|Arkansas Recording Laws||One Party Consent - It is against the law to record a private conversation in which you are not a participant. The law allows any person who is involved in a private conversation to record the conversation without seeking consent from other parties to the conversation.||Invasion of Privacy Act 1971|
|Northern Territory Recording Laws||All Party Consent - it is against the law to record a private conversation when you are not a party to the conversation and without the express or implied consent of all parties to the conversation. This is according to the||Surveillance Surveillance Devices Act 2007 (NT)Devices Act 2007 (NT)|
|Australian Capital Territory Recording Laws||All Party Consent - It is illegal to record a private conversation with a listening device regardless of whether or not you’re a party to the conversation without first gaining consent from everyone involved.||Listening Devices Act 1992|
|South Australia Recording Laws||All Party Consent - In South Australia, it is illegal to use any listening device to record or listen to a private conversation regardless of whether or not you are a party to the conversation without the express or implied consent of all the parties to the conversation, according to Surveillance Devices Act 2016.||Surveillance Devices Act 2016|
|Tasmania Recording Laws||All Party Consent - It is illegal to use a listening device (e.g. voice recorder) to record or listen to a private conversation regardless of whether or not you're taking part in the conversation, unless:||Listening Devices Act 1991|
Can you Record Workplace Conversations in Australia?
In a workplace environment, sometimes you may feel like you need to record conversations either when you’re talking with your colleagues or during a meeting with your employer. If you’re taking part in a private conversation in the workplace, you may need to consult your state’s or territory’s recording laws, which are covered above.

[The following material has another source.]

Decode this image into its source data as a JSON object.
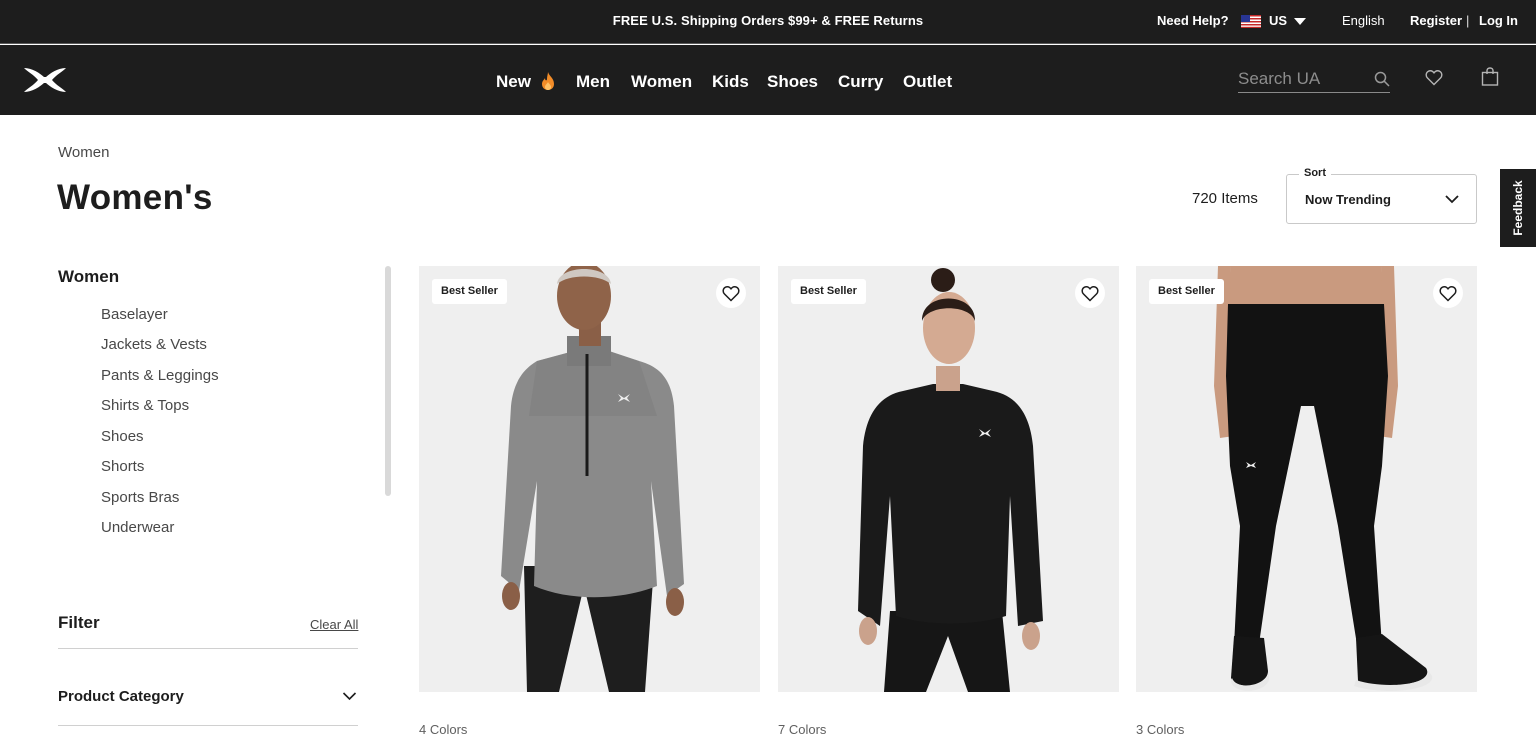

When it comes to recording meetings with your employer, depending on the state, you may be within your right, however, secretly recording such conversations may lead to some repercussions including receiving a dismissal or suspension.

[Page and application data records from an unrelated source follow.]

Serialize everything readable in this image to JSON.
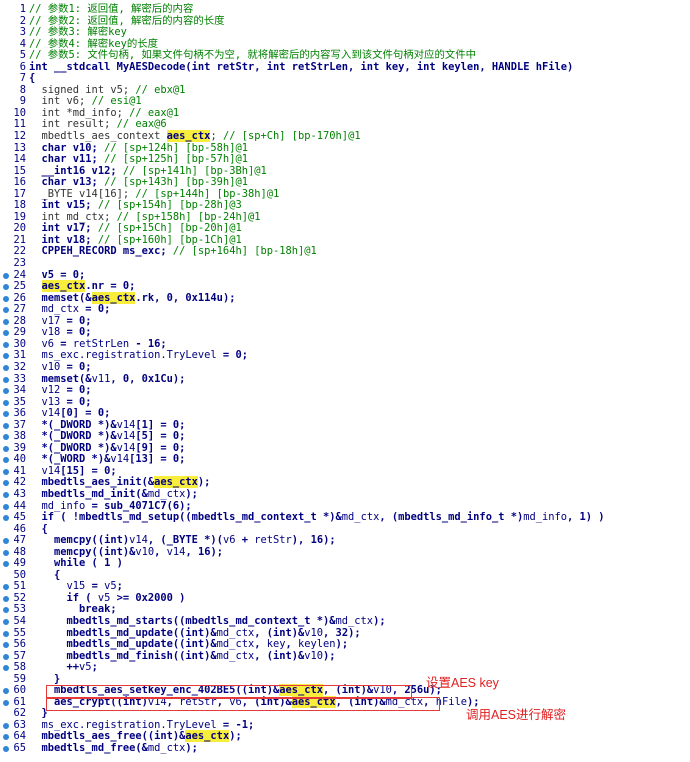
{
  "colors": {
    "background": "#ffffff",
    "code": "#000080",
    "comment": "#008000",
    "highlight": "#f8ed3a",
    "breakpoint_dot": "#2f86d6",
    "annotation": "#e02020"
  },
  "lines": [
    {
      "n": "1",
      "dot": false,
      "t": [
        {
          "c": "cm",
          "v": "// 参数1: 返回值, 解密后的内容"
        }
      ]
    },
    {
      "n": "2",
      "dot": false,
      "t": [
        {
          "c": "cm",
          "v": "// 参数2: 返回值, 解密后的内容的长度"
        }
      ]
    },
    {
      "n": "3",
      "dot": false,
      "t": [
        {
          "c": "cm",
          "v": "// 参数3: 解密key"
        }
      ]
    },
    {
      "n": "4",
      "dot": false,
      "t": [
        {
          "c": "cm",
          "v": "// 参数4: 解密key的长度"
        }
      ]
    },
    {
      "n": "5",
      "dot": false,
      "t": [
        {
          "c": "cm",
          "v": "// 参数5: 文件句柄, 如果文件句柄不为空, 就将解密后的内容写入到该文件句柄对应的文件中"
        }
      ]
    },
    {
      "n": "6",
      "dot": false,
      "t": [
        {
          "c": "",
          "v": "int __stdcall MyAESDecode(int retStr, int retStrLen, int key, int keylen, HANDLE hFile)"
        }
      ]
    },
    {
      "n": "7",
      "dot": false,
      "t": [
        {
          "c": "",
          "v": "{"
        }
      ]
    },
    {
      "n": "8",
      "dot": false,
      "t": [
        {
          "c": "dim",
          "v": "  signed int v5; "
        },
        {
          "c": "cm",
          "v": "// ebx@1"
        }
      ]
    },
    {
      "n": "9",
      "dot": false,
      "t": [
        {
          "c": "dim",
          "v": "  int v6; "
        },
        {
          "c": "cm",
          "v": "// esi@1"
        }
      ]
    },
    {
      "n": "10",
      "dot": false,
      "t": [
        {
          "c": "dim",
          "v": "  int *md_info; "
        },
        {
          "c": "cm",
          "v": "// eax@1"
        }
      ]
    },
    {
      "n": "11",
      "dot": false,
      "t": [
        {
          "c": "dim",
          "v": "  int result; "
        },
        {
          "c": "cm",
          "v": "// eax@6"
        }
      ]
    },
    {
      "n": "12",
      "dot": false,
      "t": [
        {
          "c": "dim",
          "v": "  mbedtls_aes_context "
        },
        {
          "c": "hl",
          "v": "aes_ctx"
        },
        {
          "c": "dim",
          "v": "; "
        },
        {
          "c": "cm",
          "v": "// [sp+Ch] [bp-170h]@1"
        }
      ]
    },
    {
      "n": "13",
      "dot": false,
      "t": [
        {
          "c": "",
          "v": "  char v10; "
        },
        {
          "c": "cm",
          "v": "// [sp+124h] [bp-58h]@1"
        }
      ]
    },
    {
      "n": "14",
      "dot": false,
      "t": [
        {
          "c": "",
          "v": "  char v11; "
        },
        {
          "c": "cm",
          "v": "// [sp+125h] [bp-57h]@1"
        }
      ]
    },
    {
      "n": "15",
      "dot": false,
      "t": [
        {
          "c": "",
          "v": "  __int16 v12; "
        },
        {
          "c": "cm",
          "v": "// [sp+141h] [bp-3Bh]@1"
        }
      ]
    },
    {
      "n": "16",
      "dot": false,
      "t": [
        {
          "c": "",
          "v": "  char v13; "
        },
        {
          "c": "cm",
          "v": "// [sp+143h] [bp-39h]@1"
        }
      ]
    },
    {
      "n": "17",
      "dot": false,
      "t": [
        {
          "c": "dim",
          "v": "  _BYTE v14[16]; "
        },
        {
          "c": "cm",
          "v": "// [sp+144h] [bp-38h]@1"
        }
      ]
    },
    {
      "n": "18",
      "dot": false,
      "t": [
        {
          "c": "",
          "v": "  int v15; "
        },
        {
          "c": "cm",
          "v": "// [sp+154h] [bp-28h]@3"
        }
      ]
    },
    {
      "n": "19",
      "dot": false,
      "t": [
        {
          "c": "dim",
          "v": "  int md_ctx; "
        },
        {
          "c": "cm",
          "v": "// [sp+158h] [bp-24h]@1"
        }
      ]
    },
    {
      "n": "20",
      "dot": false,
      "t": [
        {
          "c": "",
          "v": "  int v17; "
        },
        {
          "c": "cm",
          "v": "// [sp+15Ch] [bp-20h]@1"
        }
      ]
    },
    {
      "n": "21",
      "dot": false,
      "t": [
        {
          "c": "",
          "v": "  int v18; "
        },
        {
          "c": "cm",
          "v": "// [sp+160h] [bp-1Ch]@1"
        }
      ]
    },
    {
      "n": "22",
      "dot": false,
      "t": [
        {
          "c": "",
          "v": "  CPPEH_RECORD ms_exc; "
        },
        {
          "c": "cm",
          "v": "// [sp+164h] [bp-18h]@1"
        }
      ]
    },
    {
      "n": "23",
      "dot": false,
      "t": [
        {
          "c": "",
          "v": ""
        }
      ]
    },
    {
      "n": "24",
      "dot": true,
      "t": [
        {
          "c": "",
          "v": "  v5 = 0;"
        }
      ]
    },
    {
      "n": "25",
      "dot": true,
      "t": [
        {
          "c": "",
          "v": "  "
        },
        {
          "c": "hl",
          "v": "aes_ctx"
        },
        {
          "c": "",
          "v": ".nr = 0;"
        }
      ]
    },
    {
      "n": "26",
      "dot": true,
      "t": [
        {
          "c": "",
          "v": "  memset(&"
        },
        {
          "c": "hl",
          "v": "aes_ctx"
        },
        {
          "c": "",
          "v": ".rk, 0, 0x114u);"
        }
      ]
    },
    {
      "n": "27",
      "dot": true,
      "t": [
        {
          "c": "var",
          "v": "  md_ctx"
        },
        {
          "c": "",
          "v": " = 0;"
        }
      ]
    },
    {
      "n": "28",
      "dot": true,
      "t": [
        {
          "c": "var",
          "v": "  v17"
        },
        {
          "c": "",
          "v": " = 0;"
        }
      ]
    },
    {
      "n": "29",
      "dot": true,
      "t": [
        {
          "c": "var",
          "v": "  v18"
        },
        {
          "c": "",
          "v": " = 0;"
        }
      ]
    },
    {
      "n": "30",
      "dot": true,
      "t": [
        {
          "c": "var",
          "v": "  v6"
        },
        {
          "c": "",
          "v": " = "
        },
        {
          "c": "var",
          "v": "retStrLen"
        },
        {
          "c": "",
          "v": " - 16;"
        }
      ]
    },
    {
      "n": "31",
      "dot": true,
      "t": [
        {
          "c": "var",
          "v": "  ms_exc.registration.TryLevel"
        },
        {
          "c": "",
          "v": " = 0;"
        }
      ]
    },
    {
      "n": "32",
      "dot": true,
      "t": [
        {
          "c": "var",
          "v": "  v10"
        },
        {
          "c": "",
          "v": " = 0;"
        }
      ]
    },
    {
      "n": "33",
      "dot": true,
      "t": [
        {
          "c": "",
          "v": "  memset(&"
        },
        {
          "c": "var",
          "v": "v11"
        },
        {
          "c": "",
          "v": ", 0, 0x1Cu);"
        }
      ]
    },
    {
      "n": "34",
      "dot": true,
      "t": [
        {
          "c": "var",
          "v": "  v12"
        },
        {
          "c": "",
          "v": " = 0;"
        }
      ]
    },
    {
      "n": "35",
      "dot": true,
      "t": [
        {
          "c": "var",
          "v": "  v13"
        },
        {
          "c": "",
          "v": " = 0;"
        }
      ]
    },
    {
      "n": "36",
      "dot": true,
      "t": [
        {
          "c": "var",
          "v": "  v14"
        },
        {
          "c": "",
          "v": "[0] = 0;"
        }
      ]
    },
    {
      "n": "37",
      "dot": true,
      "t": [
        {
          "c": "",
          "v": "  *(_DWORD *)&"
        },
        {
          "c": "var",
          "v": "v14"
        },
        {
          "c": "",
          "v": "[1] = 0;"
        }
      ]
    },
    {
      "n": "38",
      "dot": true,
      "t": [
        {
          "c": "",
          "v": "  *(_DWORD *)&"
        },
        {
          "c": "var",
          "v": "v14"
        },
        {
          "c": "",
          "v": "[5] = 0;"
        }
      ]
    },
    {
      "n": "39",
      "dot": true,
      "t": [
        {
          "c": "",
          "v": "  *(_DWORD *)&"
        },
        {
          "c": "var",
          "v": "v14"
        },
        {
          "c": "",
          "v": "[9] = 0;"
        }
      ]
    },
    {
      "n": "40",
      "dot": true,
      "t": [
        {
          "c": "",
          "v": "  *(_WORD *)&"
        },
        {
          "c": "var",
          "v": "v14"
        },
        {
          "c": "",
          "v": "[13] = 0;"
        }
      ]
    },
    {
      "n": "41",
      "dot": true,
      "t": [
        {
          "c": "var",
          "v": "  v14"
        },
        {
          "c": "",
          "v": "[15] = 0;"
        }
      ]
    },
    {
      "n": "42",
      "dot": true,
      "t": [
        {
          "c": "",
          "v": "  mbedtls_aes_init(&"
        },
        {
          "c": "hl",
          "v": "aes_ctx"
        },
        {
          "c": "",
          "v": ");"
        }
      ]
    },
    {
      "n": "43",
      "dot": true,
      "t": [
        {
          "c": "",
          "v": "  mbedtls_md_init(&"
        },
        {
          "c": "var",
          "v": "md_ctx"
        },
        {
          "c": "",
          "v": ");"
        }
      ]
    },
    {
      "n": "44",
      "dot": true,
      "t": [
        {
          "c": "var",
          "v": "  md_info"
        },
        {
          "c": "",
          "v": " = sub_4071C7(6);"
        }
      ]
    },
    {
      "n": "45",
      "dot": true,
      "t": [
        {
          "c": "",
          "v": "  if ( !mbedtls_md_setup((mbedtls_md_context_t *)&"
        },
        {
          "c": "var",
          "v": "md_ctx"
        },
        {
          "c": "",
          "v": ", (mbedtls_md_info_t *)"
        },
        {
          "c": "var",
          "v": "md_info"
        },
        {
          "c": "",
          "v": ", 1) )"
        }
      ]
    },
    {
      "n": "46",
      "dot": false,
      "t": [
        {
          "c": "",
          "v": "  {"
        }
      ]
    },
    {
      "n": "47",
      "dot": true,
      "t": [
        {
          "c": "",
          "v": "    memcpy((int)"
        },
        {
          "c": "var",
          "v": "v14"
        },
        {
          "c": "",
          "v": ", (_BYTE *)("
        },
        {
          "c": "var",
          "v": "v6"
        },
        {
          "c": "",
          "v": " + "
        },
        {
          "c": "var",
          "v": "retStr"
        },
        {
          "c": "",
          "v": "), 16);"
        }
      ]
    },
    {
      "n": "48",
      "dot": true,
      "t": [
        {
          "c": "",
          "v": "    memcpy((int)&"
        },
        {
          "c": "var",
          "v": "v10"
        },
        {
          "c": "",
          "v": ", "
        },
        {
          "c": "var",
          "v": "v14"
        },
        {
          "c": "",
          "v": ", 16);"
        }
      ]
    },
    {
      "n": "49",
      "dot": true,
      "t": [
        {
          "c": "",
          "v": "    while ( 1 )"
        }
      ]
    },
    {
      "n": "50",
      "dot": false,
      "t": [
        {
          "c": "",
          "v": "    {"
        }
      ]
    },
    {
      "n": "51",
      "dot": true,
      "t": [
        {
          "c": "var",
          "v": "      v15"
        },
        {
          "c": "",
          "v": " = "
        },
        {
          "c": "var",
          "v": "v5"
        },
        {
          "c": "",
          "v": ";"
        }
      ]
    },
    {
      "n": "52",
      "dot": true,
      "t": [
        {
          "c": "",
          "v": "      if ( "
        },
        {
          "c": "var",
          "v": "v5"
        },
        {
          "c": "",
          "v": " >= 0x2000 )"
        }
      ]
    },
    {
      "n": "53",
      "dot": true,
      "t": [
        {
          "c": "",
          "v": "        break;"
        }
      ]
    },
    {
      "n": "54",
      "dot": true,
      "t": [
        {
          "c": "",
          "v": "      mbedtls_md_starts((mbedtls_md_context_t *)&"
        },
        {
          "c": "var",
          "v": "md_ctx"
        },
        {
          "c": "",
          "v": ");"
        }
      ]
    },
    {
      "n": "55",
      "dot": true,
      "t": [
        {
          "c": "",
          "v": "      mbedtls_md_update((int)&"
        },
        {
          "c": "var",
          "v": "md_ctx"
        },
        {
          "c": "",
          "v": ", (int)&"
        },
        {
          "c": "var",
          "v": "v10"
        },
        {
          "c": "",
          "v": ", 32);"
        }
      ]
    },
    {
      "n": "56",
      "dot": true,
      "t": [
        {
          "c": "",
          "v": "      mbedtls_md_update((int)&"
        },
        {
          "c": "var",
          "v": "md_ctx"
        },
        {
          "c": "",
          "v": ", "
        },
        {
          "c": "var",
          "v": "key"
        },
        {
          "c": "",
          "v": ", "
        },
        {
          "c": "var",
          "v": "keylen"
        },
        {
          "c": "",
          "v": ");"
        }
      ]
    },
    {
      "n": "57",
      "dot": true,
      "t": [
        {
          "c": "",
          "v": "      mbedtls_md_finish((int)&"
        },
        {
          "c": "var",
          "v": "md_ctx"
        },
        {
          "c": "",
          "v": ", (int)&"
        },
        {
          "c": "var",
          "v": "v10"
        },
        {
          "c": "",
          "v": ");"
        }
      ]
    },
    {
      "n": "58",
      "dot": true,
      "t": [
        {
          "c": "",
          "v": "      ++"
        },
        {
          "c": "var",
          "v": "v5"
        },
        {
          "c": "",
          "v": ";"
        }
      ]
    },
    {
      "n": "59",
      "dot": false,
      "t": [
        {
          "c": "",
          "v": "    }"
        }
      ]
    },
    {
      "n": "60",
      "dot": true,
      "t": [
        {
          "c": "",
          "v": "    mbedtls_aes_setkey_enc_402BE5((int)&"
        },
        {
          "c": "hl",
          "v": "aes_ctx"
        },
        {
          "c": "",
          "v": ", (int)&"
        },
        {
          "c": "var",
          "v": "v10"
        },
        {
          "c": "",
          "v": ", 256u);"
        }
      ]
    },
    {
      "n": "61",
      "dot": true,
      "t": [
        {
          "c": "",
          "v": "    aes_crypt((int)"
        },
        {
          "c": "var",
          "v": "v14"
        },
        {
          "c": "",
          "v": ", "
        },
        {
          "c": "var",
          "v": "retStr"
        },
        {
          "c": "",
          "v": ", "
        },
        {
          "c": "var",
          "v": "v6"
        },
        {
          "c": "",
          "v": ", (int)&"
        },
        {
          "c": "hl",
          "v": "aes_ctx"
        },
        {
          "c": "",
          "v": ", (int)&"
        },
        {
          "c": "var",
          "v": "md_ctx"
        },
        {
          "c": "",
          "v": ", "
        },
        {
          "c": "var",
          "v": "hFile"
        },
        {
          "c": "",
          "v": ");"
        }
      ]
    },
    {
      "n": "62",
      "dot": false,
      "t": [
        {
          "c": "",
          "v": "  }"
        }
      ]
    },
    {
      "n": "63",
      "dot": true,
      "t": [
        {
          "c": "var",
          "v": "  ms_exc.registration.TryLevel"
        },
        {
          "c": "",
          "v": " = -1;"
        }
      ]
    },
    {
      "n": "64",
      "dot": true,
      "t": [
        {
          "c": "",
          "v": "  mbedtls_aes_free((int)&"
        },
        {
          "c": "hl",
          "v": "aes_ctx"
        },
        {
          "c": "",
          "v": ");"
        }
      ]
    },
    {
      "n": "65",
      "dot": true,
      "t": [
        {
          "c": "",
          "v": "  mbedtls_md_free(&"
        },
        {
          "c": "var",
          "v": "md_ctx"
        },
        {
          "c": "",
          "v": ");"
        }
      ]
    }
  ],
  "annotations": {
    "setkey_note": "设置AES key",
    "crypt_note": "调用AES进行解密"
  }
}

The Fair Work Commission (FWC) supports the dismissal of employees who make secret recordings this is evidence according to a decision made in 2013 in the Schwenke v Silcar Pty Ltd T/A Silcar Energy Solutions  FWC 4513 case. Schwenke filed an unfair dismissal claim after he was relieved of his duties for making secret recordings during conversations with management.
Commissioner Cloghan was not in support of Schwenke’s unfair dismissal claim and he made this evident by stating that Schwenke’s secret recordings were contrary to his duty of good faith or fidelity to the employer, and undermined the mutual trust and confidence required in the employment relationship. However, he also noted that in cases where issues such as discrimination, harassment and bullying is involved, secret recordings may be permissible although the gravity and cause would have to be significant to override the general requirement of dealing honestly and openly with the employer and work colleagues.